11. THE DEATH OF WALTER DONOVAN WAS A BENCHMARK IN DIGITAL EFFECTS. 

The rapid degradation of Julian Glover’s villainous character Walter Donovan following a sip from a particularly unholy grail (“He chose poorly”) is considered the first complete digital composite shot in Hollywood history. Glover was filmed in several separate stages of the sped-up aging process, which were digitally melded together (along with shots of puppet heads for some of the later stages) and translated back to film as one cohesive take. 

12. SPIELBERG BEFRIENDED THE KING AND QUEEN OF JORDAN DURING PRODUCTION. 

Much of Last Crusade was shot in Petra, Jordan, during the reign of King Hussein bin Talal and Queen Noor. The royal family was invited to the set to observe production, and in turn developed a rapport with Spielberg. The king actually loaned Paramount the four horses seen in the final sequence of Last Crusade, and the queen occasionally gave Spielberg a ride to shooting locations. 

13. THE LAST CRUSADE DID WONDERS FOR PETRA’S TOURIST DRAW. 

After the release of the movie, international interest in Petra skyrocketed. Prior to the film, the city saw only a few thousand visitors every year. That number reached into the millions following Last Crusade’s release. 
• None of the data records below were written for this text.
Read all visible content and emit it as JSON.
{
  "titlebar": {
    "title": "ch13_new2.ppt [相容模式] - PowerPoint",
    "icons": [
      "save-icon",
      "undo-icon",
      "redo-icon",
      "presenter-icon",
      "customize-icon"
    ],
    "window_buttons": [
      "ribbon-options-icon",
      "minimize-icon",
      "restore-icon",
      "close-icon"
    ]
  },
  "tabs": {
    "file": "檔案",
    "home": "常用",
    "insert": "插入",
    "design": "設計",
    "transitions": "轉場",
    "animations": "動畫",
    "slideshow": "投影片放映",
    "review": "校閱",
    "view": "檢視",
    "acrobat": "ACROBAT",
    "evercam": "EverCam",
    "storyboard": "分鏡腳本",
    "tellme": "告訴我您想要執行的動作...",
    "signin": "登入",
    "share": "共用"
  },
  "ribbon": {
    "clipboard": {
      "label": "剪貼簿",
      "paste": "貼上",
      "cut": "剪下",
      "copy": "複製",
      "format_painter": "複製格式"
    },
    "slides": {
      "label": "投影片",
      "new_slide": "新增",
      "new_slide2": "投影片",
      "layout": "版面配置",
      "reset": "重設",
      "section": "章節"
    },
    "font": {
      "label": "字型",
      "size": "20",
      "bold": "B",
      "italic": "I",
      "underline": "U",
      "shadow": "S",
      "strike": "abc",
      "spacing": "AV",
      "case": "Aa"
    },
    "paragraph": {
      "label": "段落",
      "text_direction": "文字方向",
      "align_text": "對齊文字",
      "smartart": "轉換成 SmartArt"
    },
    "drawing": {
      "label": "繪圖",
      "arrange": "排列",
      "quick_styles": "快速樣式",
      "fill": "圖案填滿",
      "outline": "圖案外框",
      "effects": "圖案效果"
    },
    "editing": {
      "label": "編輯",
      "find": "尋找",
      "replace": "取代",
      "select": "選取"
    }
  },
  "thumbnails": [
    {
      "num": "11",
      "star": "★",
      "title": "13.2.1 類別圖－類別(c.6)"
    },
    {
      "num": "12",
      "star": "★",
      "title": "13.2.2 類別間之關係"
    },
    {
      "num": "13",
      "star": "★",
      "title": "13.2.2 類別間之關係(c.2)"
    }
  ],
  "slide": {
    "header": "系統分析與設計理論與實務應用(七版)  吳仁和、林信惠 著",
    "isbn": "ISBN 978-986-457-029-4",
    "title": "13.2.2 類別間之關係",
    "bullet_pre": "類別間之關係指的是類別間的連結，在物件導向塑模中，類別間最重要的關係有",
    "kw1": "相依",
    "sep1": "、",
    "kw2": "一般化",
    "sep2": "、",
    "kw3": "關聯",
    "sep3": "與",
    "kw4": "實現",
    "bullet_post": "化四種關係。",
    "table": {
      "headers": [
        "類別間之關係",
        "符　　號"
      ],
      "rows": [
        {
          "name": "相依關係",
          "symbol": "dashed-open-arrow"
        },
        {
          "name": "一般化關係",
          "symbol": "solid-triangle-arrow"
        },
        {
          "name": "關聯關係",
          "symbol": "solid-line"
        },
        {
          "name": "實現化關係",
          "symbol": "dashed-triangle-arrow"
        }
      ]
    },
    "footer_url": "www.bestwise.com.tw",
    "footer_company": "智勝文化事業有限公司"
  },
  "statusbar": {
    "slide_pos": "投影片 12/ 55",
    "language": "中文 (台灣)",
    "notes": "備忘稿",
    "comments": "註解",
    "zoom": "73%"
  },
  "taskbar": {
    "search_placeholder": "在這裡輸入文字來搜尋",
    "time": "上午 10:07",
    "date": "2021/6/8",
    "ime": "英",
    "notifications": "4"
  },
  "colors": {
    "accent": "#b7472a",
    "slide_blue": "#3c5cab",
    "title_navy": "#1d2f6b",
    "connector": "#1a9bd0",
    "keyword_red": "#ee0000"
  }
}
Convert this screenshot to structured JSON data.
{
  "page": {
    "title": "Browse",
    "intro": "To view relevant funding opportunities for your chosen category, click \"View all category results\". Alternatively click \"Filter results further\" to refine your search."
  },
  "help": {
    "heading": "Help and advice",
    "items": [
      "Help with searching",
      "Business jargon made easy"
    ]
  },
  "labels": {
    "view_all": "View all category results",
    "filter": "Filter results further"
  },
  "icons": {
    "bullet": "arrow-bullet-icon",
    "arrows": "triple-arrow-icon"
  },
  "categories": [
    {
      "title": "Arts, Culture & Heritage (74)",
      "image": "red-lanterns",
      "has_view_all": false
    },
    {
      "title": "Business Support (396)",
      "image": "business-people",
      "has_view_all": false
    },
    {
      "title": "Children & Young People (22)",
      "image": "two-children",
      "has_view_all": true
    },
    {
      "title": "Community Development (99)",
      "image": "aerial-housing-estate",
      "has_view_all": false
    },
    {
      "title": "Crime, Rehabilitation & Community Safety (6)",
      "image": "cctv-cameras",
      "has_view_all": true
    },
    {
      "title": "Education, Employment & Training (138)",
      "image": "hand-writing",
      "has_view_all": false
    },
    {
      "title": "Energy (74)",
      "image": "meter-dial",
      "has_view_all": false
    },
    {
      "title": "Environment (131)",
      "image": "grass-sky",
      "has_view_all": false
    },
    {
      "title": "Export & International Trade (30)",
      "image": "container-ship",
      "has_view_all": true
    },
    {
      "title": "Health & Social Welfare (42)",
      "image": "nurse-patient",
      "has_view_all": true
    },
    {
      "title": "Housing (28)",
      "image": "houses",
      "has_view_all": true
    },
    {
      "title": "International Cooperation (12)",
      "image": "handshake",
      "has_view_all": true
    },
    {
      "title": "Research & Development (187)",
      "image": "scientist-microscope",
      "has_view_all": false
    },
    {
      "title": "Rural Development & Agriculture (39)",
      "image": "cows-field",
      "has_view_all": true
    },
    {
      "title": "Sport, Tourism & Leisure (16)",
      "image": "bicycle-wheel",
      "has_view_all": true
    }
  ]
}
14. HARRISON FORD ISN’T THE ONLY ACTOR TO APPEAR IN ALL THREE ORIGINAL INDY FILMS. 

The sequel brought back the familiar faces of Denholm Elliott and John Rhys-Davis, but it also welcomed a less recognizable returning player to the action: Pat Roach, who doubled as a Sherpa and a mechanic in Raiders of the Lost Ark, played a guard in Temple of Doom, and made his final Indy appearance as a Gestapo officer in Last Crusade. Other than Ford, Roach is the only actor to appear in all three movies. He passed away in 2004 before shooting on Indiana Jones and the Kingdom of the Crystal Skull had begun. 

15. THE FILM’S OPENING NEARLY BROKE A RECORD.


Indiana Jones and the Last Crusade grossed $5.6 million on the Wednesday it opened, the second-largest box office draw ever for a midweek opening before Memorial Day. The only thing that topped it was the 1984 opening of Return of the Jedi, which pulled in $6.2 million. The film went on to gross over $197 million against a production budget of $48 million.